Task directions - In the copy, include no pictures. Reproduce the rest of the entries exactly.
[Records for this task — start]
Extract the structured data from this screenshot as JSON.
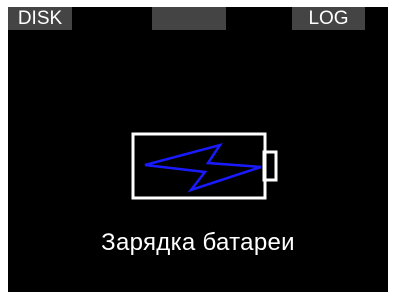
{
  "softkeys": {
    "left_label": "DISK",
    "middle_label": "",
    "right_label": "LOG"
  },
  "battery": {
    "icon": "battery-charging-icon",
    "bolt_icon": "lightning-bolt-icon",
    "outline_color": "#ffffff",
    "bolt_color": "#1a1aff"
  },
  "status": {
    "text": "Зарядка батареи"
  },
  "colors": {
    "background": "#000000",
    "softkey_background": "#444444",
    "text": "#ffffff"
  }
}
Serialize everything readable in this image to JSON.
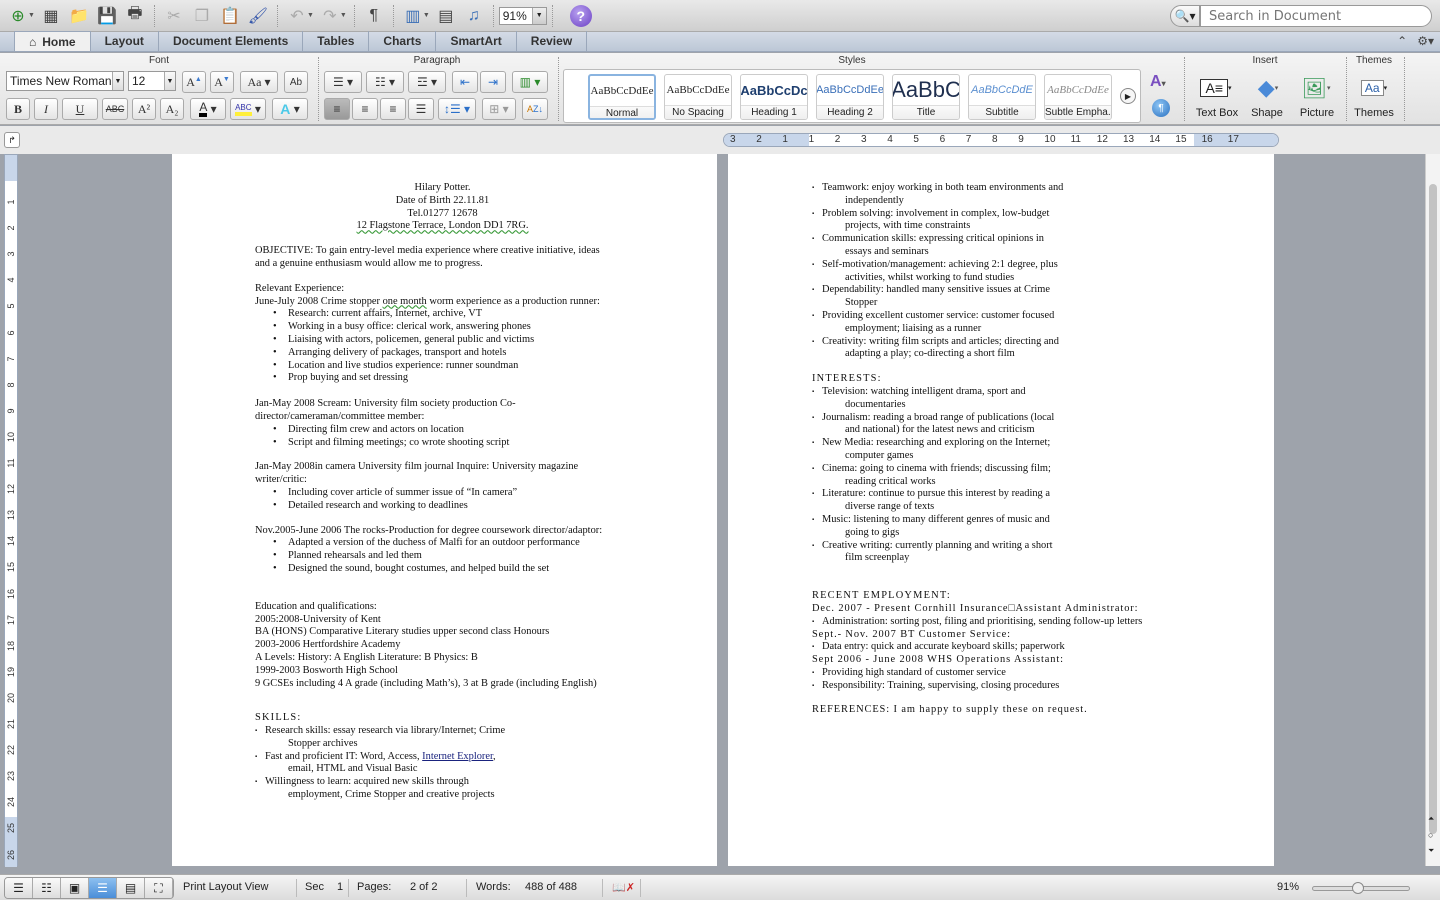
{
  "toolbar": {
    "zoom_value": "91%",
    "icons": [
      "new-document-icon",
      "gallery-icon",
      "open-icon",
      "save-icon",
      "print-icon",
      "cut-icon",
      "copy-icon",
      "paste-icon",
      "format-painter-icon",
      "undo-icon",
      "redo-icon",
      "pilcrow-icon",
      "sidebar-icon",
      "toolbox-icon",
      "media-browser-icon",
      "help-icon"
    ]
  },
  "search": {
    "placeholder": "Search in Document"
  },
  "tabs": [
    {
      "label": "Home",
      "active": true
    },
    {
      "label": "Layout"
    },
    {
      "label": "Document Elements"
    },
    {
      "label": "Tables"
    },
    {
      "label": "Charts"
    },
    {
      "label": "SmartArt"
    },
    {
      "label": "Review"
    }
  ],
  "ribbon": {
    "groups": {
      "font": "Font",
      "paragraph": "Paragraph",
      "styles": "Styles",
      "insert": "Insert",
      "themes": "Themes"
    },
    "font_name": "Times New Roman",
    "font_size": "12",
    "styles": [
      {
        "preview": "AaBbCcDdEe",
        "label": "Normal",
        "selected": true
      },
      {
        "preview": "AaBbCcDdEe",
        "label": "No Spacing"
      },
      {
        "preview": "AaBbCcDc",
        "label": "Heading 1"
      },
      {
        "preview": "AaBbCcDdEe",
        "label": "Heading 2"
      },
      {
        "preview": "AaBbC",
        "label": "Title"
      },
      {
        "preview": "AaBbCcDdE",
        "label": "Subtitle"
      },
      {
        "preview": "AaBbCcDdEe",
        "label": "Subtle Empha..."
      }
    ],
    "insert": [
      "Text Box",
      "Shape",
      "Picture"
    ],
    "themes_label": "Themes",
    "format_buttons": {
      "bold": "B",
      "italic": "I",
      "underline": "U",
      "strike": "ABC",
      "superscript": "A²",
      "subscript": "A₂"
    }
  },
  "ruler": {
    "horizontal": [
      "3",
      "2",
      "1",
      "1",
      "2",
      "3",
      "4",
      "5",
      "6",
      "7",
      "8",
      "9",
      "10",
      "11",
      "12",
      "13",
      "14",
      "15",
      "16",
      "17"
    ],
    "vertical": [
      "1",
      "2",
      "3",
      "4",
      "5",
      "6",
      "7",
      "8",
      "9",
      "10",
      "11",
      "12",
      "13",
      "14",
      "15",
      "16",
      "17",
      "18",
      "19",
      "20",
      "21",
      "22",
      "23",
      "24",
      "25",
      "26"
    ]
  },
  "page1": {
    "header": [
      "Hilary Potter.",
      "Date of Birth 22.11.81",
      "Tel.01277 12678",
      "12 Flagstone Terrace, London DD1 7RG."
    ],
    "objective": [
      "OBJECTIVE: To gain entry-level media experience where creative initiative, ideas",
      "and a genuine enthusiasm would allow me to progress."
    ],
    "relevant_heading": "Relevant Experience:",
    "job1": {
      "title_pre": "June-July 2008 Crime stopper ",
      "title_mid": "one month",
      "title_post": " worm experience as a production runner:",
      "bullets": [
        "Research: current affairs, Internet, archive, VT",
        "Working in a busy office: clerical work, answering phones",
        "Liaising with actors, policemen, general public and victims",
        "Arranging delivery of packages, transport and hotels",
        "Location and live studios experience: runner soundman",
        "Prop buying and set dressing"
      ]
    },
    "job2": {
      "title": [
        "Jan-May 2008 Scream: University film society production Co-",
        "director/cameraman/committee member:"
      ],
      "bullets": [
        "Directing film crew and actors on location",
        "Script and filming meetings; co wrote shooting script"
      ]
    },
    "job3": {
      "title": [
        "Jan-May 2008in camera University film journal Inquire: University magazine",
        "writer/critic:"
      ],
      "bullets": [
        "Including cover article of summer issue of “In camera”",
        "Detailed research and working to deadlines"
      ]
    },
    "job4": {
      "title": "Nov.2005-June 2006 The rocks-Production for degree coursework director/adaptor:",
      "bullets": [
        "Adapted a version of the duchess of Malfi for an outdoor performance",
        "Planned rehearsals and led them",
        "Designed the sound, bought costumes, and helped build the set"
      ]
    },
    "education": [
      "Education and qualifications:",
      "2005:2008-University of Kent",
      "BA (HONS) Comparative Literary studies upper second class Honours",
      "2003-2006 Hertfordshire Academy",
      "A Levels: History: A English Literature: B Physics: B",
      "1999-2003 Bosworth High School",
      "9 GCSEs including 4 A grade (including Math’s), 3 at B grade (including English)"
    ],
    "skills_heading": "SKILLS:",
    "skills": [
      {
        "line1": "Research skills: essay research via library/Internet; Crime",
        "line2": "Stopper archives"
      },
      {
        "line1_pre": "Fast and proficient IT: Word, Access, ",
        "link": "Internet Explorer",
        "line1_post": ",",
        "line2": "email, HTML and Visual Basic"
      },
      {
        "line1": "Willingness to learn: acquired new skills through",
        "line2": "employment, Crime Stopper and creative projects"
      }
    ]
  },
  "page2": {
    "skills": [
      {
        "line1": "Teamwork: enjoy working in both team environments and",
        "line2": "independently"
      },
      {
        "line1": "Problem solving: involvement in complex, low-budget",
        "line2": "projects, with time constraints"
      },
      {
        "line1": "Communication skills: expressing critical opinions in",
        "line2": "essays and seminars"
      },
      {
        "line1": "Self-motivation/management: achieving 2:1 degree, plus",
        "line2": "activities, whilst working to fund studies"
      },
      {
        "line1": "Dependability: handled many sensitive issues at Crime",
        "line2": "Stopper"
      },
      {
        "line1": "Providing excellent customer service: customer focused",
        "line2": "employment; liaising as a runner"
      },
      {
        "line1": "Creativity: writing film scripts and articles; directing and",
        "line2": "adapting a play; co-directing a short film"
      }
    ],
    "interests_heading": "INTERESTS:",
    "interests": [
      {
        "line1": "Television: watching intelligent drama, sport and",
        "line2": "documentaries"
      },
      {
        "line1": "Journalism: reading a broad range of publications (local",
        "line2": "and national) for the latest news and criticism"
      },
      {
        "line1": "New Media: researching and exploring on the Internet;",
        "line2": "computer games"
      },
      {
        "line1": "Cinema: going to cinema with friends; discussing film;",
        "line2": "reading critical works"
      },
      {
        "line1": "Literature: continue to pursue this interest by reading a",
        "line2": "diverse range of texts"
      },
      {
        "line1": "Music: listening to many different genres of music and",
        "line2": "going to gigs"
      },
      {
        "line1": "Creative writing: currently planning and writing a short",
        "line2": "film screenplay"
      }
    ],
    "employment_heading": "RECENT EMPLOYMENT:",
    "emp1_title": "Dec. 2007 - Present Cornhill Insurance□Assistant Administrator:",
    "emp1_bullet": "Administration: sorting post, filing and prioritising, sending follow-up letters",
    "emp2_title": "Sept.- Nov. 2007 BT Customer Service:",
    "emp2_bullet": "Data entry: quick and accurate keyboard skills; paperwork",
    "emp3_title": "Sept 2006 - June 2008 WHS Operations Assistant:",
    "emp3_bullets": [
      "Providing high standard of customer service",
      "Responsibility: Training, supervising, closing procedures"
    ],
    "references": "REFERENCES: I am happy to supply these on request."
  },
  "status": {
    "view": "Print Layout View",
    "sec_label": "Sec",
    "sec_value": "1",
    "pages_label": "Pages:",
    "pages_value": "2 of 2",
    "words_label": "Words:",
    "words_value": "488 of 488",
    "zoom": "91%",
    "zoom_fraction": 0.45
  }
}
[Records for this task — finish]
The answer -
Extract the structured data from this screenshot as JSON.
{
  "softkeys": {
    "left_label": "DISK",
    "middle_label": "",
    "right_label": "LOG"
  },
  "battery": {
    "icon": "battery-charging-icon",
    "bolt_icon": "lightning-bolt-icon",
    "outline_color": "#ffffff",
    "bolt_color": "#1a1aff"
  },
  "status": {
    "text": "Зарядка батареи"
  },
  "colors": {
    "background": "#000000",
    "softkey_background": "#444444",
    "text": "#ffffff"
  }
}
Serialize everything readable in this image to JSON.
{
  "toolbar": {
    "zoom_value": "91%",
    "icons": [
      "new-document-icon",
      "gallery-icon",
      "open-icon",
      "save-icon",
      "print-icon",
      "cut-icon",
      "copy-icon",
      "paste-icon",
      "format-painter-icon",
      "undo-icon",
      "redo-icon",
      "pilcrow-icon",
      "sidebar-icon",
      "toolbox-icon",
      "media-browser-icon",
      "help-icon"
    ]
  },
  "search": {
    "placeholder": "Search in Document"
  },
  "tabs": [
    {
      "label": "Home",
      "active": true
    },
    {
      "label": "Layout"
    },
    {
      "label": "Document Elements"
    },
    {
      "label": "Tables"
    },
    {
      "label": "Charts"
    },
    {
      "label": "SmartArt"
    },
    {
      "label": "Review"
    }
  ],
  "ribbon": {
    "groups": {
      "font": "Font",
      "paragraph": "Paragraph",
      "styles": "Styles",
      "insert": "Insert",
      "themes": "Themes"
    },
    "font_name": "Times New Roman",
    "font_size": "12",
    "styles": [
      {
        "preview": "AaBbCcDdEe",
        "label": "Normal",
        "selected": true
      },
      {
        "preview": "AaBbCcDdEe",
        "label": "No Spacing"
      },
      {
        "preview": "AaBbCcDc",
        "label": "Heading 1"
      },
      {
        "preview": "AaBbCcDdEe",
        "label": "Heading 2"
      },
      {
        "preview": "AaBbC",
        "label": "Title"
      },
      {
        "preview": "AaBbCcDdE",
        "label": "Subtitle"
      },
      {
        "preview": "AaBbCcDdEe",
        "label": "Subtle Empha..."
      }
    ],
    "insert": [
      "Text Box",
      "Shape",
      "Picture"
    ],
    "themes_label": "Themes",
    "format_buttons": {
      "bold": "B",
      "italic": "I",
      "underline": "U",
      "strike": "ABC",
      "superscript": "A²",
      "subscript": "A₂"
    }
  },
  "ruler": {
    "horizontal": [
      "3",
      "2",
      "1",
      "1",
      "2",
      "3",
      "4",
      "5",
      "6",
      "7",
      "8",
      "9",
      "10",
      "11",
      "12",
      "13",
      "14",
      "15",
      "16",
      "17"
    ],
    "vertical": [
      "1",
      "2",
      "3",
      "4",
      "5",
      "6",
      "7",
      "8",
      "9",
      "10",
      "11",
      "12",
      "13",
      "14",
      "15",
      "16",
      "17",
      "18",
      "19",
      "20",
      "21",
      "22",
      "23",
      "24",
      "25",
      "26"
    ]
  },
  "page1": {
    "header": [
      "Hilary Potter.",
      "Date of Birth 22.11.81",
      "Tel.01277 12678",
      "12 Flagstone Terrace, London DD1 7RG."
    ],
    "objective": [
      "OBJECTIVE: To gain entry-level media experience where creative initiative, ideas",
      "and a genuine enthusiasm would allow me to progress."
    ],
    "relevant_heading": "Relevant Experience:",
    "job1": {
      "title_pre": "June-July 2008 Crime stopper ",
      "title_mid": "one month",
      "title_post": " worm experience as a production runner:",
      "bullets": [
        "Research: current affairs, Internet, archive, VT",
        "Working in a busy office: clerical work, answering phones",
        "Liaising with actors, policemen, general public and victims",
        "Arranging delivery of packages, transport and hotels",
        "Location and live studios experience: runner soundman",
        "Prop buying and set dressing"
      ]
    },
    "job2": {
      "title": [
        "Jan-May 2008 Scream: University film society production Co-",
        "director/cameraman/committee member:"
      ],
      "bullets": [
        "Directing film crew and actors on location",
        "Script and filming meetings; co wrote shooting script"
      ]
    },
    "job3": {
      "title": [
        "Jan-May 2008in camera University film journal Inquire: University magazine",
        "writer/critic:"
      ],
      "bullets": [
        "Including cover article of summer issue of “In camera”",
        "Detailed research and working to deadlines"
      ]
    },
    "job4": {
      "title": "Nov.2005-June 2006 The rocks-Production for degree coursework director/adaptor:",
      "bullets": [
        "Adapted a version of the duchess of Malfi for an outdoor performance",
        "Planned rehearsals and led them",
        "Designed the sound, bought costumes, and helped build the set"
      ]
    },
    "education": [
      "Education and qualifications:",
      "2005:2008-University of Kent",
      "BA (HONS) Comparative Literary studies upper second class Honours",
      "2003-2006 Hertfordshire Academy",
      "A Levels: History: A English Literature: B Physics: B",
      "1999-2003 Bosworth High School",
      "9 GCSEs including 4 A grade (including Math’s), 3 at B grade (including English)"
    ],
    "skills_heading": "SKILLS:",
    "skills": [
      {
        "line1": "Research skills: essay research via library/Internet; Crime",
        "line2": "Stopper archives"
      },
      {
        "line1_pre": "Fast and proficient IT: Word, Access, ",
        "link": "Internet Explorer",
        "line1_post": ",",
        "line2": "email, HTML and Visual Basic"
      },
      {
        "line1": "Willingness to learn: acquired new skills through",
        "line2": "employment, Crime Stopper and creative projects"
      }
    ]
  },
  "page2": {
    "skills": [
      {
        "line1": "Teamwork: enjoy working in both team environments and",
        "line2": "independently"
      },
      {
        "line1": "Problem solving: involvement in complex, low-budget",
        "line2": "projects, with time constraints"
      },
      {
        "line1": "Communication skills: expressing critical opinions in",
        "line2": "essays and seminars"
      },
      {
        "line1": "Self-motivation/management: achieving 2:1 degree, plus",
        "line2": "activities, whilst working to fund studies"
      },
      {
        "line1": "Dependability: handled many sensitive issues at Crime",
        "line2": "Stopper"
      },
      {
        "line1": "Providing excellent customer service: customer focused",
        "line2": "employment; liaising as a runner"
      },
      {
        "line1": "Creativity: writing film scripts and articles; directing and",
        "line2": "adapting a play; co-directing a short film"
      }
    ],
    "interests_heading": "INTERESTS:",
    "interests": [
      {
        "line1": "Television: watching intelligent drama, sport and",
        "line2": "documentaries"
      },
      {
        "line1": "Journalism: reading a broad range of publications (local",
        "line2": "and national) for the latest news and criticism"
      },
      {
        "line1": "New Media: researching and exploring on the Internet;",
        "line2": "computer games"
      },
      {
        "line1": "Cinema: going to cinema with friends; discussing film;",
        "line2": "reading critical works"
      },
      {
        "line1": "Literature: continue to pursue this interest by reading a",
        "line2": "diverse range of texts"
      },
      {
        "line1": "Music: listening to many different genres of music and",
        "line2": "going to gigs"
      },
      {
        "line1": "Creative writing: currently planning and writing a short",
        "line2": "film screenplay"
      }
    ],
    "employment_heading": "RECENT EMPLOYMENT:",
    "emp1_title": "Dec. 2007 - Present Cornhill Insurance□Assistant Administrator:",
    "emp1_bullet": "Administration: sorting post, filing and prioritising, sending follow-up letters",
    "emp2_title": "Sept.- Nov. 2007 BT Customer Service:",
    "emp2_bullet": "Data entry: quick and accurate keyboard skills; paperwork",
    "emp3_title": "Sept 2006 - June 2008 WHS Operations Assistant:",
    "emp3_bullets": [
      "Providing high standard of customer service",
      "Responsibility: Training, supervising, closing procedures"
    ],
    "references": "REFERENCES: I am happy to supply these on request."
  },
  "status": {
    "view": "Print Layout View",
    "sec_label": "Sec",
    "sec_value": "1",
    "pages_label": "Pages:",
    "pages_value": "2 of 2",
    "words_label": "Words:",
    "words_value": "488 of 488",
    "zoom": "91%",
    "zoom_fraction": 0.45
  }
}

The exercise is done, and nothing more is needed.